Getting individuals out of disadvantaged neighborhoods rather than addressing collective damages does not alter the fundamental factors that shape residential segregation. But by expanding the fair housing agenda to include and promote neighborhood equity, opportunity, place-based investment, and development, we can address the collateral consequences of segregation.
Not surprisingly, the biomedical, individual- based approach to population health parallels the person-based approach to housing segregation. For example, in the past, medical and public health efforts largely focused on individual-level approaches (such as changing health behavior and promoting health education) to combat persistent racial health disparities. In recent years, however, the health sector has increasingly recognized the need to improve social, economic, and physical conditions in order to reduce health disparities.
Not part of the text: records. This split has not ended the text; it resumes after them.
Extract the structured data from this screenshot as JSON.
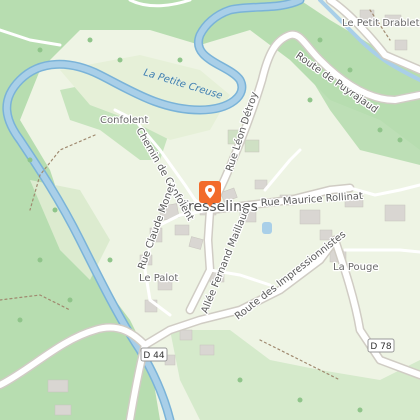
{
  "map": {
    "town": "Fresselines",
    "places": {
      "confolent": "Confolent",
      "le_petit_drablet": "Le Petit Drablet",
      "le_palot": "Le Palot",
      "la_pouge": "La Pouge"
    },
    "river": "La Petite Creuse",
    "roads": {
      "route_de_puyrajaud": "Route de Puyrajaud",
      "rue_leon_detroy": "Rue Léon Détroy",
      "chemin_de_confolent": "Chemin de Confolent",
      "rue_maurice_rollinat": "Rue Maurice Rollinat",
      "rue_claude_monet": "Rue Claude Monet",
      "allee_fernand_maillaud": "Allée Fernand Maillaud",
      "route_des_impressionnistes": "Route des Impressionnistes"
    },
    "shields": {
      "d44": "D 44",
      "d78": "D 78"
    },
    "marker_icon": "map-pin-icon",
    "colors": {
      "background": "#eef4e4",
      "forest": "#b7ddb0",
      "water": "#a9cfe8",
      "road": "#ffffff",
      "building": "#d9d6d2",
      "marker": "#f26b2b"
    }
  }
}
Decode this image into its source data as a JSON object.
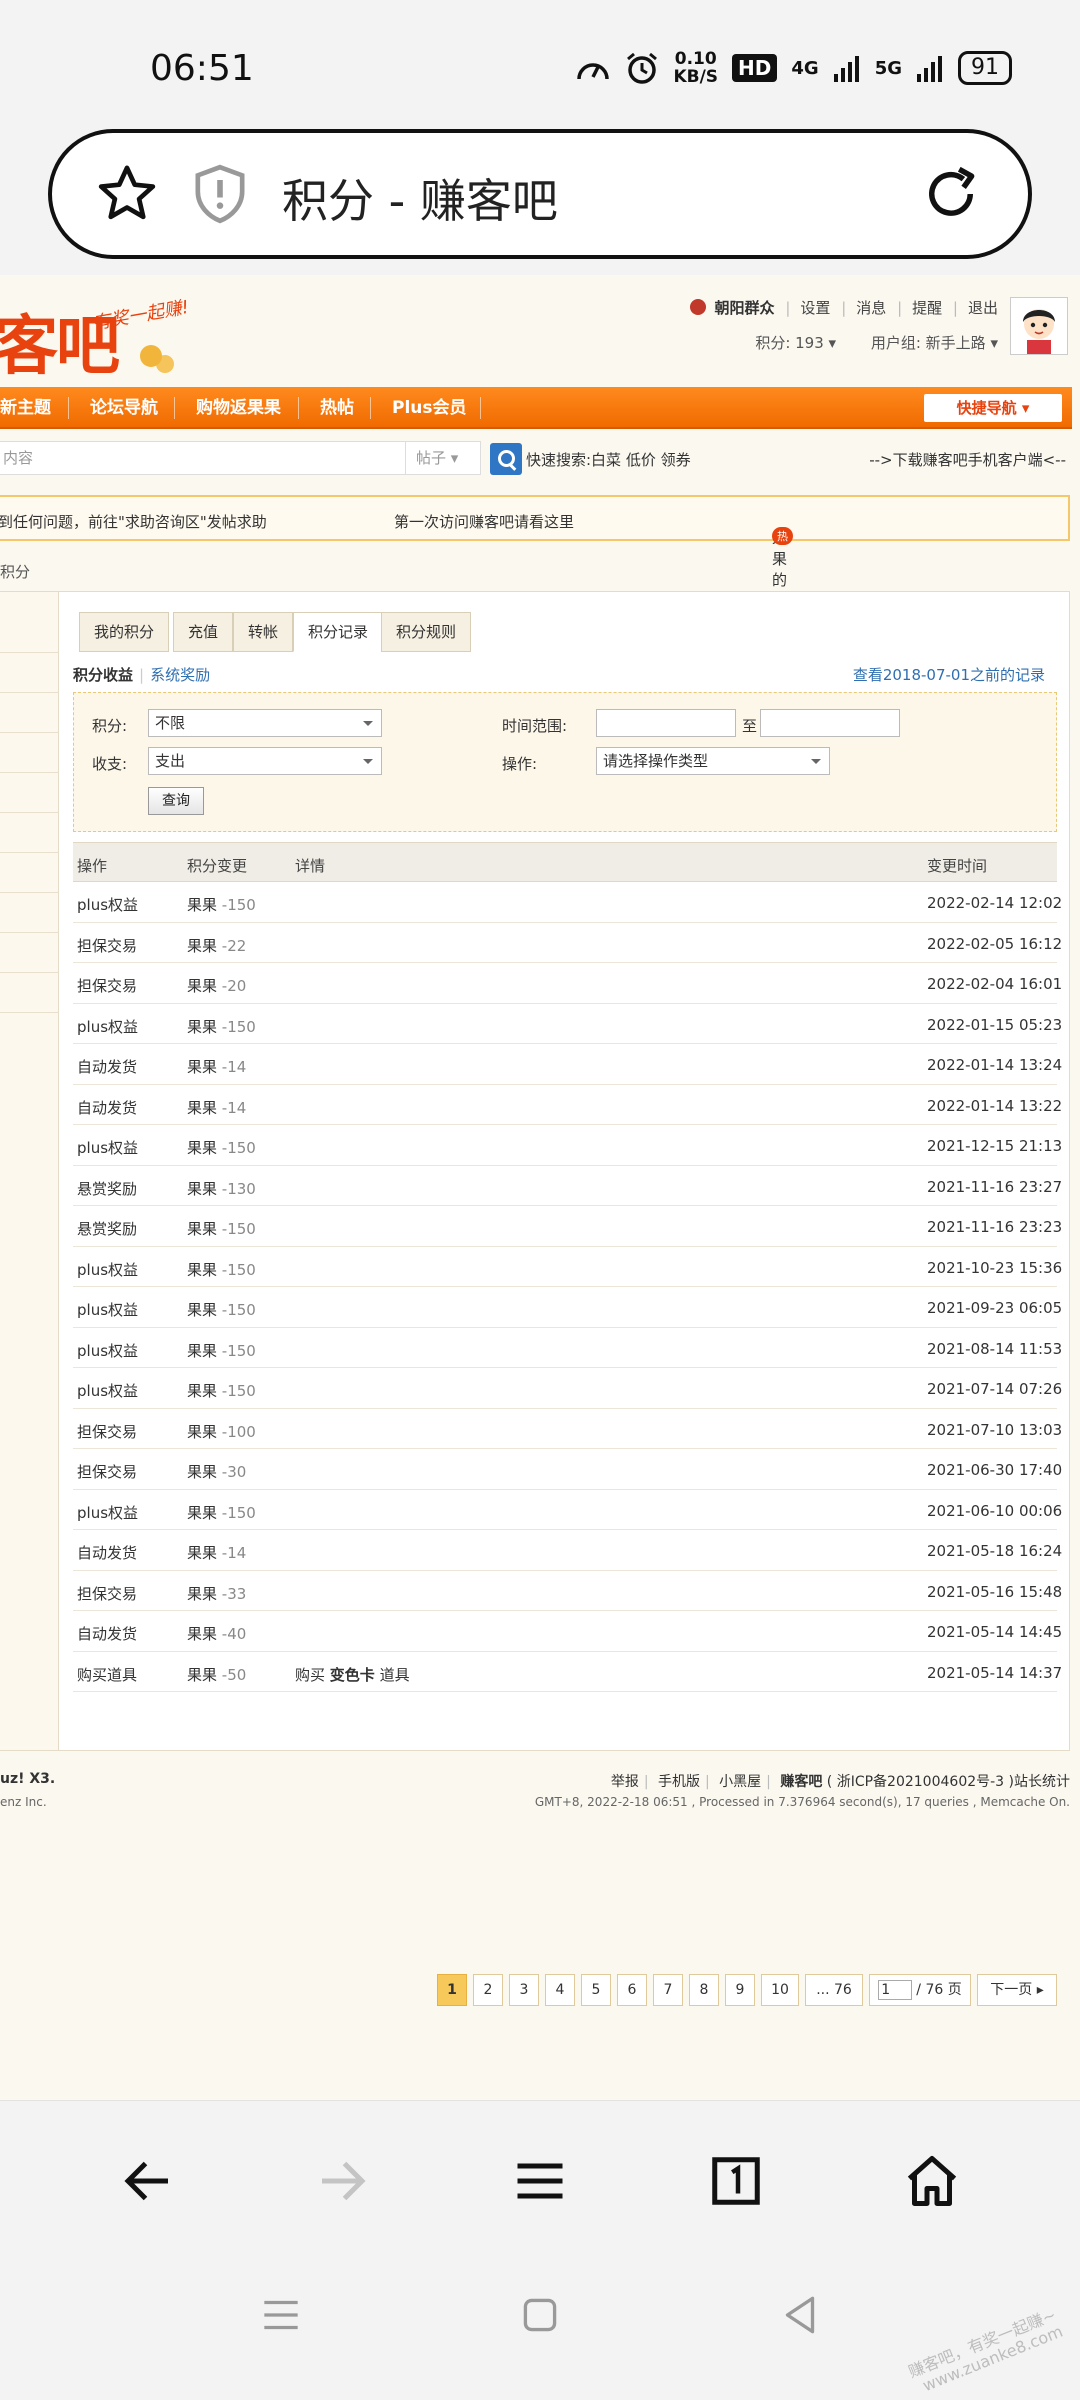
{
  "status_bar": {
    "time": "06:51",
    "speed_value": "0.10",
    "speed_unit": "KB/S",
    "hd": "HD",
    "net1": "4G",
    "net2": "5G",
    "battery": "91"
  },
  "browser": {
    "page_title": "积分 - 赚客吧"
  },
  "site": {
    "logo_text": "客吧",
    "slogan": "有奖一起赚!",
    "user": {
      "username": "朝阳群众",
      "links": [
        "设置",
        "消息",
        "提醒",
        "退出"
      ],
      "points_label": "积分: 193",
      "group_label": "用户组: 新手上路"
    },
    "nav": {
      "items": [
        "新主题",
        "论坛导航",
        "购物返果果",
        "热帖",
        "Plus会员"
      ],
      "quick_nav": "快捷导航"
    },
    "search": {
      "placeholder": "内容",
      "type": "帖子",
      "quick_search": "快速搜索:白菜 低价 领券",
      "download_link": "-->下载赚客吧手机客户端<--"
    },
    "notices": {
      "n1": "到任何问题，前往\"求助咨询区\"发帖求助",
      "n2": "第一次访问赚客吧请看这里",
      "n3": "果果的主要用途和赚取方法",
      "hot": "热"
    },
    "breadcrumb": "积分"
  },
  "credits": {
    "tabs": [
      "我的积分",
      "充值",
      "转帐",
      "积分记录",
      "积分规则"
    ],
    "active_tab": "积分记录",
    "subtabs": {
      "active": "积分收益",
      "other": "系统奖励"
    },
    "history_link": "查看2018-07-01之前的记录",
    "filter": {
      "credit_label": "积分:",
      "credit_value": "不限",
      "range_label": "时间范围:",
      "range_to": "至",
      "inout_label": "收支:",
      "inout_value": "支出",
      "op_label": "操作:",
      "op_value": "请选择操作类型",
      "query_button": "查询"
    },
    "table": {
      "headers": [
        "操作",
        "积分变更",
        "详情",
        "变更时间"
      ],
      "rows": [
        {
          "op": "plus权益",
          "unit": "果果",
          "change": "-150",
          "detail": "",
          "detail_item": "",
          "detail_suffix": "",
          "time": "2022-02-14 12:02"
        },
        {
          "op": "担保交易",
          "unit": "果果",
          "change": "-22",
          "detail": "",
          "detail_item": "",
          "detail_suffix": "",
          "time": "2022-02-05 16:12"
        },
        {
          "op": "担保交易",
          "unit": "果果",
          "change": "-20",
          "detail": "",
          "detail_item": "",
          "detail_suffix": "",
          "time": "2022-02-04 16:01"
        },
        {
          "op": "plus权益",
          "unit": "果果",
          "change": "-150",
          "detail": "",
          "detail_item": "",
          "detail_suffix": "",
          "time": "2022-01-15 05:23"
        },
        {
          "op": "自动发货",
          "unit": "果果",
          "change": "-14",
          "detail": "",
          "detail_item": "",
          "detail_suffix": "",
          "time": "2022-01-14 13:24"
        },
        {
          "op": "自动发货",
          "unit": "果果",
          "change": "-14",
          "detail": "",
          "detail_item": "",
          "detail_suffix": "",
          "time": "2022-01-14 13:22"
        },
        {
          "op": "plus权益",
          "unit": "果果",
          "change": "-150",
          "detail": "",
          "detail_item": "",
          "detail_suffix": "",
          "time": "2021-12-15 21:13"
        },
        {
          "op": "悬赏奖励",
          "unit": "果果",
          "change": "-130",
          "detail": "",
          "detail_item": "",
          "detail_suffix": "",
          "time": "2021-11-16 23:27"
        },
        {
          "op": "悬赏奖励",
          "unit": "果果",
          "change": "-150",
          "detail": "",
          "detail_item": "",
          "detail_suffix": "",
          "time": "2021-11-16 23:23"
        },
        {
          "op": "plus权益",
          "unit": "果果",
          "change": "-150",
          "detail": "",
          "detail_item": "",
          "detail_suffix": "",
          "time": "2021-10-23 15:36"
        },
        {
          "op": "plus权益",
          "unit": "果果",
          "change": "-150",
          "detail": "",
          "detail_item": "",
          "detail_suffix": "",
          "time": "2021-09-23 06:05"
        },
        {
          "op": "plus权益",
          "unit": "果果",
          "change": "-150",
          "detail": "",
          "detail_item": "",
          "detail_suffix": "",
          "time": "2021-08-14 11:53"
        },
        {
          "op": "plus权益",
          "unit": "果果",
          "change": "-150",
          "detail": "",
          "detail_item": "",
          "detail_suffix": "",
          "time": "2021-07-14 07:26"
        },
        {
          "op": "担保交易",
          "unit": "果果",
          "change": "-100",
          "detail": "",
          "detail_item": "",
          "detail_suffix": "",
          "time": "2021-07-10 13:03"
        },
        {
          "op": "担保交易",
          "unit": "果果",
          "change": "-30",
          "detail": "",
          "detail_item": "",
          "detail_suffix": "",
          "time": "2021-06-30 17:40"
        },
        {
          "op": "plus权益",
          "unit": "果果",
          "change": "-150",
          "detail": "",
          "detail_item": "",
          "detail_suffix": "",
          "time": "2021-06-10 00:06"
        },
        {
          "op": "自动发货",
          "unit": "果果",
          "change": "-14",
          "detail": "",
          "detail_item": "",
          "detail_suffix": "",
          "time": "2021-05-18 16:24"
        },
        {
          "op": "担保交易",
          "unit": "果果",
          "change": "-33",
          "detail": "",
          "detail_item": "",
          "detail_suffix": "",
          "time": "2021-05-16 15:48"
        },
        {
          "op": "自动发货",
          "unit": "果果",
          "change": "-40",
          "detail": "",
          "detail_item": "",
          "detail_suffix": "",
          "time": "2021-05-14 14:45"
        },
        {
          "op": "购买道具",
          "unit": "果果",
          "change": "-50",
          "detail": "购买",
          "detail_item": "变色卡",
          "detail_suffix": "道具",
          "time": "2021-05-14 14:37"
        }
      ]
    },
    "pagination": {
      "pages": [
        "1",
        "2",
        "3",
        "4",
        "5",
        "6",
        "7",
        "8",
        "9",
        "10",
        "... 76"
      ],
      "current": "1",
      "input_value": "1",
      "total": "/ 76 页",
      "next": "下一页"
    }
  },
  "footer": {
    "powered_line1": "uz! X3.",
    "powered_line2": "enz Inc.",
    "links": [
      "举报",
      "手机版",
      "小黑屋"
    ],
    "site_name": "赚客吧",
    "icp": "( 浙ICP备2021004602号-3 )",
    "stats_link": "站长统计",
    "stats": "GMT+8, 2022-2-18 06:51 , Processed in 7.376964 second(s), 17 queries , Memcache On."
  },
  "watermark": {
    "line1": "赚客吧，有奖一起赚~",
    "line2": "www.zuanke8.com"
  }
}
Recent place-based community development programs that seek to transform neighborhoods through capacity building and economic development are promising Relatedly, incorporating a Health in All Policies (HiAP) approach can also be used to complement person-based fair housing remedies to achieve neighborhood and health equity. HiAP refers to a systematic approach in which health is integrated and prioritized within planning and decision making. Further, HiAP approaches involve inter-sectoral collaborations instead of reliance on individual organizations and agencies. Reforming housing policy legislation, regulation, implementation, and practice to incorporate these approaches would be an important step to promoting health equity.
An anti-discrimination agenda that addresses structural racism is another critical strategy. A recent US Supreme Court ruling (Texas v. Inclusive Communities) upheld the use of disparate impact and makes new rules to target segregation vital to tackling structural racism in housing. Seemingly race-neutral policies and practices, such as zoning laws that disproportionately affect the housing choices of blacks and other racial minorities and have the unintended consequence of perpetuating segregation, are prohibited.
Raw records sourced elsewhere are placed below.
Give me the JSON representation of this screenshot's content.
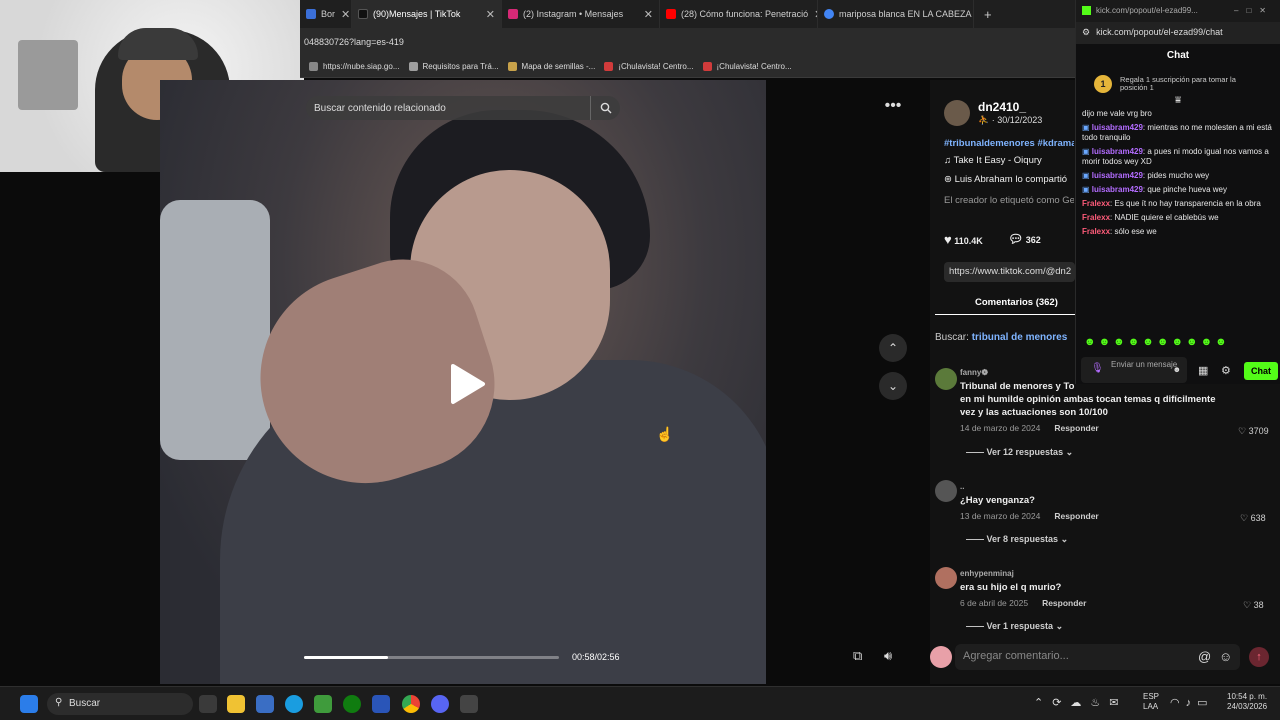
{
  "browser": {
    "tabs": [
      {
        "label": "Bor",
        "color": "#3b6fd8"
      },
      {
        "label": "(90)Mensajes | TikTok",
        "color": "#111111",
        "active": true
      },
      {
        "label": "(2) Instagram • Mensajes",
        "color": "#d62976"
      },
      {
        "label": "(28) Cómo funciona: Penetració",
        "color": "#ff0000"
      },
      {
        "label": "mariposa blanca EN LA CABEZA",
        "color": "#4285f4"
      }
    ],
    "new_tab": "+",
    "address_fragment": "04883072​6?lang=es-419",
    "bookmarks": [
      {
        "label": "https://nube.siap.go...",
        "color": "#888888"
      },
      {
        "label": "Requisitos para Trá...",
        "color": "#9e9e9e"
      },
      {
        "label": "Mapa de semillas -...",
        "color": "#c8a24a"
      },
      {
        "label": "¡Chulavista! Centro...",
        "color": "#d13b3b"
      },
      {
        "label": "¡Chulavista! Centro...",
        "color": "#d13b3b"
      }
    ]
  },
  "video": {
    "search_placeholder": "Buscar contenido relacionado",
    "time": "00:58/02:56",
    "progress": 0.33
  },
  "post": {
    "username": "dn2410_",
    "date": "· 30/12/2023",
    "hashtags": "#tribunaldemenores #kdrama",
    "music": "Take It Easy - Oiqury",
    "shared": "Luis Abraham lo compartió",
    "tagged": "El creador lo etiquetó como Ge",
    "likes": "110.4K",
    "comments_count": "362",
    "link": "https://www.tiktok.com/@dn2",
    "comments_tab": "Comentarios (362)",
    "search_label": "Buscar:",
    "search_term": "tribunal de menores",
    "add_comment_placeholder": "Agregar comentario..."
  },
  "comments": [
    {
      "user": "fanny❁",
      "text": "Tribunal de menores y To... en mi humilde opinión ambas tocan temas q difícilmente vez y las actuaciones son 10/100",
      "text_lines": [
        "Tribunal de menores y To",
        "en mi humilde opinión ambas tocan temas q difícilmente",
        "vez y las actuaciones son 10/100"
      ],
      "date": "14 de marzo de 2024",
      "reply": "Responder",
      "likes": "3709",
      "more": "Ver 12 respuestas",
      "avatar_color": "#5b7a3a"
    },
    {
      "user": "..",
      "text_lines": [
        "¿Hay venganza?"
      ],
      "date": "13 de marzo de 2024",
      "reply": "Responder",
      "likes": "638",
      "more": "Ver 8 respuestas",
      "avatar_color": "#555555"
    },
    {
      "user": "enhypenminaj",
      "text_lines": [
        "era su hijo el q murio?"
      ],
      "date": "6 de abril de 2025",
      "reply": "Responder",
      "likes": "38",
      "more": "Ver 1 respuesta",
      "avatar_color": "#b07060"
    }
  ],
  "chat": {
    "url": "kick.com/popout/el-ezad99/chat",
    "url_short": "kick.com/popout/el-ezad99...",
    "title": "Chat",
    "pinned_rank": "1",
    "pinned_text": "Regala 1 suscripción para tomar la posición 1",
    "messages": [
      {
        "user": "",
        "text": "dijo me vale vrg bro",
        "color": "#e8e8e8"
      },
      {
        "user": "luisabram429",
        "text": "mientras no me molesten a mi está todo tranquilo",
        "color": "#b36cff"
      },
      {
        "user": "luisabram429",
        "text": "a pues ni modo igual nos vamos a morir todos wey XD",
        "color": "#b36cff"
      },
      {
        "user": "luisabram429",
        "text": "pides mucho wey",
        "color": "#b36cff"
      },
      {
        "user": "luisabram429",
        "text": "que pinche hueva wey",
        "color": "#b36cff"
      },
      {
        "user": "Fralexx",
        "text": "Es que ít no hay transparencia en la obra",
        "color": "#ff5c7a"
      },
      {
        "user": "Fralexx",
        "text": "NADIE quiere el cablebús we",
        "color": "#ff5c7a"
      },
      {
        "user": "Fralexx",
        "text": "sólo ese we",
        "color": "#ff5c7a"
      }
    ],
    "input_placeholder": "Enviar un mensaje",
    "send_label": "Chat",
    "accent": "#53fc18"
  },
  "taskbar": {
    "search": "Buscar",
    "lang": "ESP\nLAA",
    "lang1": "ESP",
    "lang2": "LAA",
    "time": "10:54 p. m.",
    "date": "24/03/2026"
  }
}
The new HUD rule requires local municipalities to track, monitor, and report the results of housing patterns and racial bias that may produce indicators that could lead to evidence-based policies and monitoring. Evaluating and monitoring neighborhood social and economic conditions should be coupled with indicators of health to further assess the cumulative impact of segregation on housing and health equity.
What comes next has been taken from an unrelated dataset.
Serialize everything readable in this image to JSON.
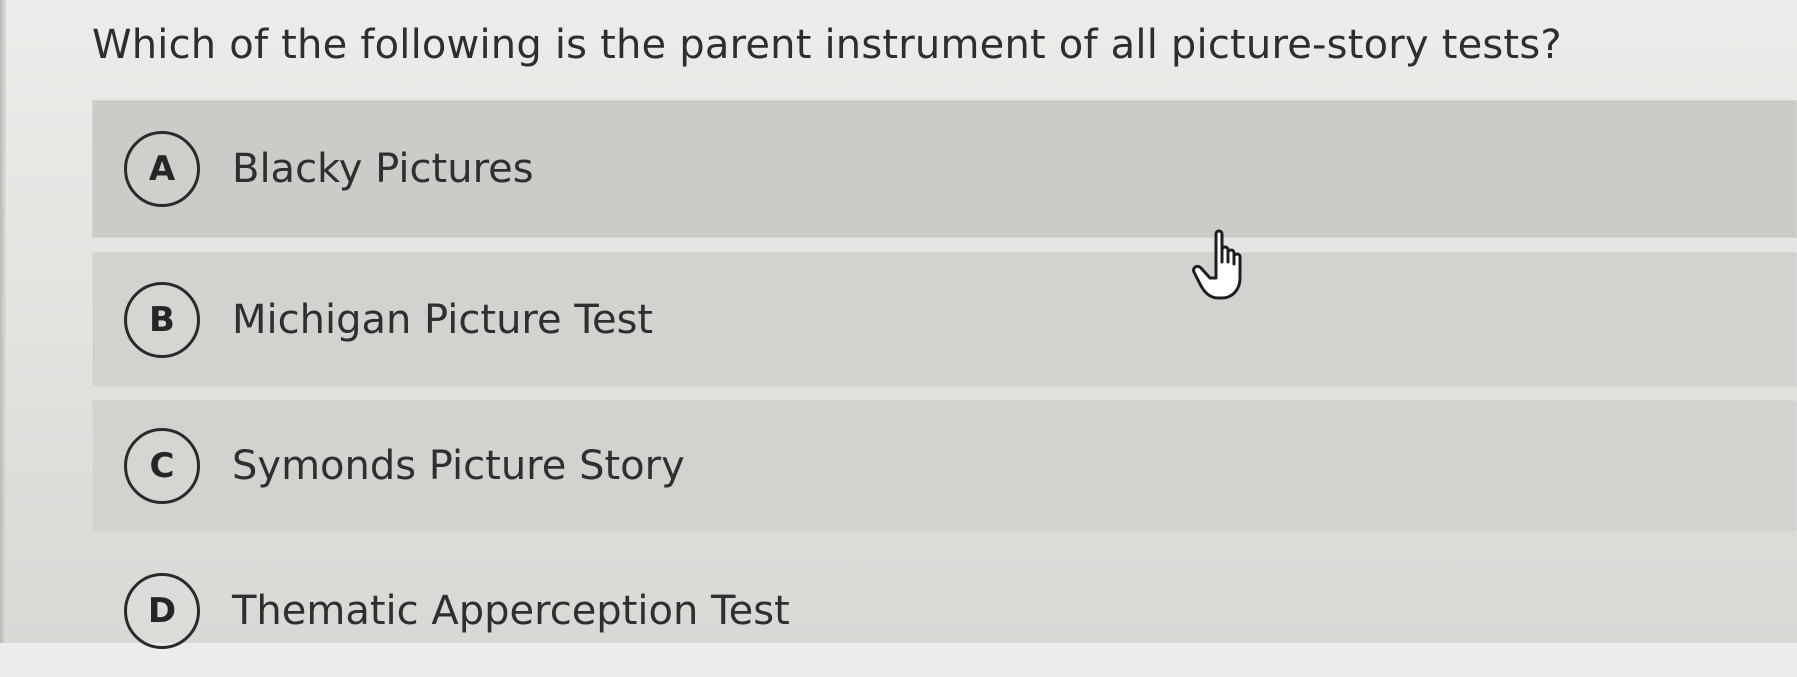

Addressing the underlying social and economic conditions of neighborhoods is a critical challenge and opportunity for fair housing. A healthy living environment should ensure the equitable distribution of resources, services, facilities, and institutions that give people access to information, education, employment, housing, and health care. The integration envisioned by the Fair Housing Act entails not just the desegregation of physical places, but also the desegregation of opportunities and life chances. As Dr. Martin Luther King Jr. insisted, integration does not merely involve a romantic blending of colors, but rather a real sharing of rights, responsibilities, and opportunities. 9 Policymakers, practitioners, advocates, researchers, and foundations have a stake in realizing the full potential of fair housing and broadening its scope to include neighborhood opportunity, bringing us closer to achieving health equity.